*** Opening of SUPPLIED INFORMATION ***
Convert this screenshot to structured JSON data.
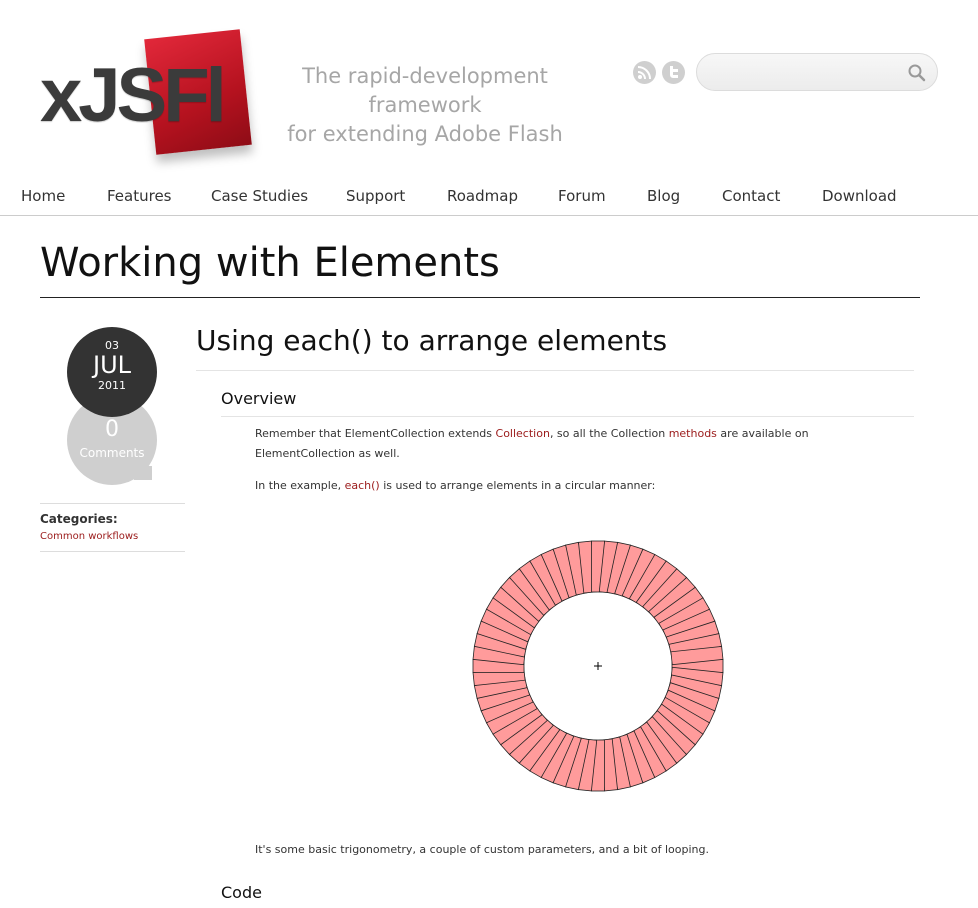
{
  "site": {
    "logo_text": "xJSFl",
    "tagline_line1": "The rapid-development framework",
    "tagline_line2": "for extending Adobe Flash",
    "search": {
      "placeholder": "",
      "value": ""
    }
  },
  "nav": [
    "Home",
    "Features",
    "Case Studies",
    "Support",
    "Roadmap",
    "Forum",
    "Blog",
    "Contact",
    "Download"
  ],
  "page": {
    "title": "Working with Elements"
  },
  "post": {
    "date": {
      "day": "03",
      "month": "JUL",
      "year": "2011"
    },
    "comments": {
      "count": "0",
      "label": "Comments"
    },
    "categories_label": "Categories:",
    "category": "Common workflows",
    "title": "Using each() to arrange elements",
    "overview_heading": "Overview",
    "p1": {
      "t1": "Remember that ElementCollection extends ",
      "link1": "Collection",
      "t2": ", so all the Collection ",
      "link2": "methods",
      "t3": " are available on",
      "t4": "ElementCollection as well."
    },
    "p2": {
      "t1": "In the example, ",
      "link": "each()",
      "t2": " is used to arrange elements in a circular manner:"
    },
    "p3": "It's some basic trigonometry, a couple of custom parameters, and a bit of looping.",
    "code_heading": "Code"
  },
  "colors": {
    "accent": "#9b1b1b",
    "segment_fill": "#ff9b9b",
    "date_bg": "#333333",
    "comments_bg": "#cfcfcf"
  },
  "icons": {
    "rss": "rss-icon",
    "twitter": "twitter-icon",
    "search": "search-icon"
  }
}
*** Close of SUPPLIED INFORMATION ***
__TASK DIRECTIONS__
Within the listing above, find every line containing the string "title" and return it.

__YOUR SOLUTION__
    "title": "Working with Elements"
    "title": "Using each() to arrange elements",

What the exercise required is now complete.